> _Assignment_:
Go through the entries below and tally the lines holding "Blender"; please reply with the number only.

>>>

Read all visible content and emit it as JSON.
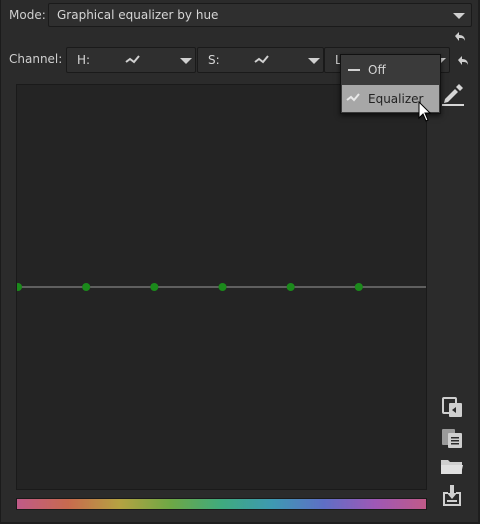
{
  "mode": {
    "label": "Mode:",
    "value": "Graphical equalizer by hue"
  },
  "channel": {
    "label": "Channel:",
    "selectors": [
      {
        "name": "H:"
      },
      {
        "name": "S:"
      },
      {
        "name": "L"
      }
    ]
  },
  "dropdown_menu": {
    "items": [
      {
        "label": "Off",
        "icon": "flat-line-icon"
      },
      {
        "label": "Equalizer",
        "icon": "curve-icon"
      }
    ],
    "selected": "Equalizer"
  },
  "graph": {
    "line_color": "#9a9a9a",
    "node_color": "#1b8a1b",
    "nodes": [
      0,
      0.1667,
      0.3333,
      0.5,
      0.6667,
      0.8333
    ],
    "level": 0.5
  },
  "side_icons": [
    "reset-icon",
    "reset-icon",
    "picker-icon",
    "copy-icon",
    "paste-icon",
    "open-folder-icon",
    "save-icon"
  ]
}
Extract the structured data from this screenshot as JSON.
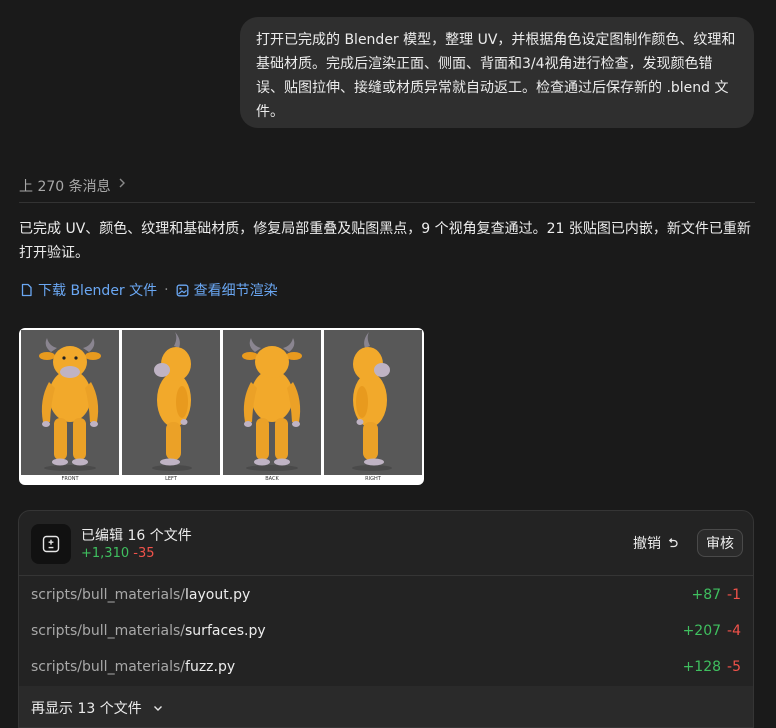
{
  "user_message": {
    "lines": [
      "打开已完成的 Blender 模型，整理 UV，并根据角色设定图制作颜色、纹理和",
      "基础材质。完成后渲染正面、侧面、背面和3/4视角进行检查，发现颜色错",
      "误、贴图拉伸、接缝或材质异常就自动返工。检查通过后保存新的 .blend 文",
      "件。"
    ]
  },
  "history": {
    "label": "上 270 条消息"
  },
  "assistant": {
    "summary_lines": [
      "已完成 UV、颜色、纹理和基础材质，修复局部重叠及贴图黑点，9 个视角复查通过。21 张贴图已内嵌，新文件已重新",
      "打开验证。"
    ],
    "download_label": "下载 Blender 文件",
    "separator": "·",
    "render_link_label": "查看细节渲染"
  },
  "renders": {
    "views": [
      {
        "label": "FRONT",
        "pose": "front"
      },
      {
        "label": "LEFT",
        "pose": "left"
      },
      {
        "label": "BACK",
        "pose": "back"
      },
      {
        "label": "RIGHT",
        "pose": "right"
      }
    ],
    "colors": {
      "body": "#f2a92b",
      "body_shade": "#d88c16",
      "muzzle": "#bfb3c4",
      "horn": "#8a8590",
      "bg": "#585858"
    }
  },
  "changes": {
    "title": "已编辑 16 个文件",
    "added": "+1,310",
    "removed": "-35",
    "undo_label": "撤销",
    "review_label": "审核",
    "files": [
      {
        "dir": "scripts/bull_materials/",
        "name": "layout.py",
        "added": "+87",
        "removed": "-1"
      },
      {
        "dir": "scripts/bull_materials/",
        "name": "surfaces.py",
        "added": "+207",
        "removed": "-4"
      },
      {
        "dir": "scripts/bull_materials/",
        "name": "fuzz.py",
        "added": "+128",
        "removed": "-5"
      }
    ],
    "show_more_label": "再显示 13 个文件"
  }
}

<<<

> _Exercise output_:
2